I’ll drink to that…

Image courtesy of artur84/FreeDigitalPhotos.net

Image courtesy of artur84/FreeDigitalPhotos.net

It’s been a very good year for bourbon and whiskey as exports of these spirited spirits topped the $1 billion mark. Even here in the US, sales for Kentucky bourbon and Tennessee whiskey grew, with revenue for both rising 9.6% to $2.7 billion and 19.4 million cases of the stuff being scooped up. 19.4 million cases? Who are you people drinking all this? But it’s the premium selections that are really hitting it big with drinkers…er, consumers, as revenue in that category is up over 19%. All this while beer seems to be experiencing a decline on the whole by 4% in the last five years, with Budweiser losing 28% for that same time frame, despite those super Superbowl ads. Craft beer, however, tells a different story as that tasty category is experiencing an uptick. Some analysts are even thinking all these increasing numbers come courtesy of millennials, who seem to prefer high-quality spirit versus the stuff their parents enjoy. By the way, it should be duly  – and might I add, fondly – noted, that Kentucky produces 95% of the world’s bourbon supply. Go Kentucky!

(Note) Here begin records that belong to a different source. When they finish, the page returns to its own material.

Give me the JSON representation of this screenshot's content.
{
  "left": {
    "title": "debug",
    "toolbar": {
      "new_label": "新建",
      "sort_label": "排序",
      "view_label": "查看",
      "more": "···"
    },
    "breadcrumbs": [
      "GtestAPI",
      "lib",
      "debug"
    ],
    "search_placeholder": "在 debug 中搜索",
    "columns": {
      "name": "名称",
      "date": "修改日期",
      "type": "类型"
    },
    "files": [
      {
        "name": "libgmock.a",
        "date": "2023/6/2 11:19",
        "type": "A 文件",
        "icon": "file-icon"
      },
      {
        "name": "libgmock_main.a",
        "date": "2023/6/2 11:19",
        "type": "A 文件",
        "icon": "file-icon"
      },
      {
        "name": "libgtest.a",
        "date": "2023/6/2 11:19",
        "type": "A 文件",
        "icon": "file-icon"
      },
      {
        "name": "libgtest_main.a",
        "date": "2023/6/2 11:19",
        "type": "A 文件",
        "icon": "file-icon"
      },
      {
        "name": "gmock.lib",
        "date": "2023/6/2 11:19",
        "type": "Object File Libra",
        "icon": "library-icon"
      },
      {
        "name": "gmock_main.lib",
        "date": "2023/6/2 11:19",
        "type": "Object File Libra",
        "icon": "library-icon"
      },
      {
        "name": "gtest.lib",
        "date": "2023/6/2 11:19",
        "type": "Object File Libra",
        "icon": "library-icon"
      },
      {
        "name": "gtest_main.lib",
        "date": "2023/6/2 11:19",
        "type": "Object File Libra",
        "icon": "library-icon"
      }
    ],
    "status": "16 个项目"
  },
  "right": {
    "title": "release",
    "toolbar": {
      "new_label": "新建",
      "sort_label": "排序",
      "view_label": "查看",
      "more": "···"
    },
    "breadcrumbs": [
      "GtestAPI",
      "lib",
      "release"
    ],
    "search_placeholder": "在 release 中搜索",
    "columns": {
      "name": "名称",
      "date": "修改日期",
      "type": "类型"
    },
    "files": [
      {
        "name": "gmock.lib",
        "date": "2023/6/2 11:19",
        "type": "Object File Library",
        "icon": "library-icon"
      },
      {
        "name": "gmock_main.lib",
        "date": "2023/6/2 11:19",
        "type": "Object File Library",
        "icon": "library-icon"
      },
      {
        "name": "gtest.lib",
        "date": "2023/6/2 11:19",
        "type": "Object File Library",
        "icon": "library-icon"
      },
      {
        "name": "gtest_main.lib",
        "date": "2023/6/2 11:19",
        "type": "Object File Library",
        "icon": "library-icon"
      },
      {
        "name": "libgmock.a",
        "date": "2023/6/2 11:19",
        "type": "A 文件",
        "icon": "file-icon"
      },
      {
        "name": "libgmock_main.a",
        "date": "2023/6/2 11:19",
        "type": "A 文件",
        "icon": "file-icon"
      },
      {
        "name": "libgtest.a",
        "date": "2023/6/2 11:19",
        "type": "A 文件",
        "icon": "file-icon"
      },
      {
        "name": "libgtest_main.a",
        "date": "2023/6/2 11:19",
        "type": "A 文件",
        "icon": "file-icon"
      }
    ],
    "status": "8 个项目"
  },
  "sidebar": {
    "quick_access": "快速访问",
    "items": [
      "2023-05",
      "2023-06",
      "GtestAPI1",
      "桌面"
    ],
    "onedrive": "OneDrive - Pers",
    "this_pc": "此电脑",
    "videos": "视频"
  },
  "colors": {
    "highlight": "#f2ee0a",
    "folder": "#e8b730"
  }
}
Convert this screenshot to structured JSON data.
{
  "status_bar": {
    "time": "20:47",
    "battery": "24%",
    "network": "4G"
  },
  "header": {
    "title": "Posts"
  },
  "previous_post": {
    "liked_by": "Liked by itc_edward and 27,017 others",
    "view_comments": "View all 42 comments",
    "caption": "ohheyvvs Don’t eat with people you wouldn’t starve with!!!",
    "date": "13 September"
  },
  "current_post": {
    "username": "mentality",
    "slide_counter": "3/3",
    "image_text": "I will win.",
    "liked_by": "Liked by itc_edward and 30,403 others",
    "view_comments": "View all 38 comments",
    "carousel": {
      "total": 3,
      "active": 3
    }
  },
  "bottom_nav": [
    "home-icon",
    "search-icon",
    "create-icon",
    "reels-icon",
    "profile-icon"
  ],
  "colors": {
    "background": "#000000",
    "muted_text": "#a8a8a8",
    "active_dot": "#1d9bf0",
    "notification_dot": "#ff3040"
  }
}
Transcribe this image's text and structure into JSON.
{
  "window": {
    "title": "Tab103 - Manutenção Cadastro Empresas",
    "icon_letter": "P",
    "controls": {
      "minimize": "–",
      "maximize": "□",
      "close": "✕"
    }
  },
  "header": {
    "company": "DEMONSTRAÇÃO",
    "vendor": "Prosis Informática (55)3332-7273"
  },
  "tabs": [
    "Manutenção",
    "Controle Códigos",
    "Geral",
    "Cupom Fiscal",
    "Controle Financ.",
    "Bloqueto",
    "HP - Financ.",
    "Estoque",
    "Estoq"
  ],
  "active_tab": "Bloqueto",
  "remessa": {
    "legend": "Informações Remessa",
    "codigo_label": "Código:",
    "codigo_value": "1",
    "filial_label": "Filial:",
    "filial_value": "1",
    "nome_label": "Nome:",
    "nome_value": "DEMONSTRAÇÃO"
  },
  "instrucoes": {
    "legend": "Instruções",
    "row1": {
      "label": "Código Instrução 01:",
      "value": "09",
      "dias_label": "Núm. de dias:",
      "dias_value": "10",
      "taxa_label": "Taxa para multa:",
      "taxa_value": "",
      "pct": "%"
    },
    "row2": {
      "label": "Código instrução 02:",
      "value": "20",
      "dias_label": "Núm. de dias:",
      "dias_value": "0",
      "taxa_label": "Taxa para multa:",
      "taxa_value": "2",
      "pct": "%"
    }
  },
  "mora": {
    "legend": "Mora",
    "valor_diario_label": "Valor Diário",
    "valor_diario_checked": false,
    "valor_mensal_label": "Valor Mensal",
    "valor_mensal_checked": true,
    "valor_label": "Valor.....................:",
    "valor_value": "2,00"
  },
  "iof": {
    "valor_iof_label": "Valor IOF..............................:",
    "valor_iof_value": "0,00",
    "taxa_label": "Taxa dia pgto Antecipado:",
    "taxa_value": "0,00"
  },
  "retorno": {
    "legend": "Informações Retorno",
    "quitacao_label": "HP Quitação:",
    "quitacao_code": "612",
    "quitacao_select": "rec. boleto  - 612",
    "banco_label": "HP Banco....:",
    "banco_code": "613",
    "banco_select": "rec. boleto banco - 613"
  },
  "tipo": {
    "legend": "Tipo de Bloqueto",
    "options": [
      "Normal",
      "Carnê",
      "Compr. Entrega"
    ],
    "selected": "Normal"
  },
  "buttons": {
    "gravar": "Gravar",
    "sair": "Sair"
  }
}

Shacked out…

Image courtesy of cool design/FreeDigitalPhotos.net

Image courtesy of cool design/FreeDigitalPhotos.net

Rumors are swirling as to who will emerge and scoop up RadioShack as bankruptcy looms near for the company that was just never able to compete with the behemoth that is e-commerce. The New York Stock Exchange had suspended trading of the 94 year old company on Monday, with shares tanking down to $0.14 a share in after hours trading. So will it be Sprint who decides to take up some of RadioShack’s retail leases? The company has 4,300 stores in the US, alone. Or will Amazon add the chain to its arsenal and increase its brick-and-mortar presence in the world? Word on the street is that Jeff Bezos might do just that as a way to showcase some of the gazillions of products that Amazon has to offer, for the right price, of course.